          Try to close down Parliament to get Brexit bill passed without debate (until reminded by High Court that the Government also has to obey law) Refuse to publish embarassing reports about economy post Brexit By-pass local authorities to get Brexit related lorry parks in place Pretend Referendum result meant leaving Single Market and Customs Union.  PR misinformation about bumps in the road and teething problems to describe existential problems for exporters   Add to the list- No popular vote to join the CPTPP    I think most rational-thinking people will see a certain trend there, but then, maybe you're in a different category. .  
  12. Brexit: The fallout

      Sorry if its bothering you, but its the Brexit thread, and its important that the misinformation and fantasies get nailed. Maybe if a few more people had picked up on the rubbish Farage was putting out at the time, we wouldn't be where we are now.   Feel free to skip my bits!
  13. Brexit: The fallout

      I think Ursula (or her staff) did mess up by not reading the smallprint on the vaccine contracts closely enough, but if I was in the UK Government's shoes, I'd be a bit careful about being too cocky with the handling of the Covid crisis.  There's still a long way to go, with virus mutations, and lots of logistics and production issues still before us. With vaccine production plants spread around on both sides of the Channel, we are all dependant on one another, so any country who is too insistent on putting their interests above others will find the others will remember when the next time comes around.    On whether the Germans were right to co-ordinate with the rest of Europe, a number of German policticians have said, if they had have gone it alone with the vaccine rollout, (as the Germans had the capacity to do), what would be the point in a Europe which depends on trade with open borders and where loads of commuters cross into Germany every day. 
  14. Brexit: The fallout

      The fundamental point is that the EU are our neighbours whilst this CPTPP outfit is about as far away as you can get. Strategic thinking??  Why do you think countries form regional trade blocks?
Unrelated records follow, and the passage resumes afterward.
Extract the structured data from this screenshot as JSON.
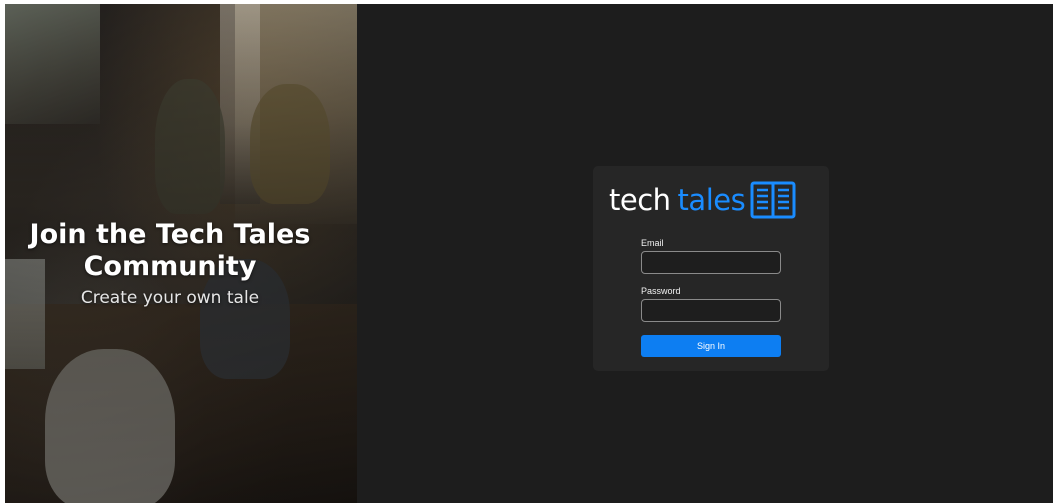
{
  "hero": {
    "title": "Join the Tech Tales Community",
    "subtitle": "Create your own tale",
    "image": "office-coworkers-photo"
  },
  "logo": {
    "part1": "tech",
    "part2": "tales",
    "icon": "open-book-icon",
    "accent_color": "#1a8cff"
  },
  "form": {
    "email_label": "Email",
    "email_value": "",
    "password_label": "Password",
    "password_value": "",
    "signin_label": "Sign In",
    "button_color": "#0d7ef2"
  },
  "colors": {
    "background": "#1d1d1d",
    "card": "#262626"
  }
}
Do you travel to your local supermarket or use one 50 kilometres on the opposite side of the city? Or would that be strategic thinking? By the way, the EU still trades with the outside world. Weltexportmeister Germany does quite a bit of trade with China, but they are not daft enough to abandon their home market. I haven't bothered reading Liz Truss article.   I'm sure its full of the same sort of drivel other over-promoted party hacks used to sell Brexit to a gullible public. .     And by the way, when do we get a Referendum on joining this CPTPP?  Did I miss it?  Or is this something Boris and his pals have decided on our behalf, like he did on coming out of the Single Market and Customs Union.   
  15. Brexit: The fallout

      Have Switzerland got a worse deal than the UK? The lack of hassle at the Swiss border would seem to be a major plus. And hasn't the UK's negotiation on the level playing field amounted to more or less what Switzerland have got?    Freedom of movement cuts both ways. The next generation of Brits miss out on what their European counterparts take for granted. I'm not convinced there was ever a majority for stopping FoM anyway.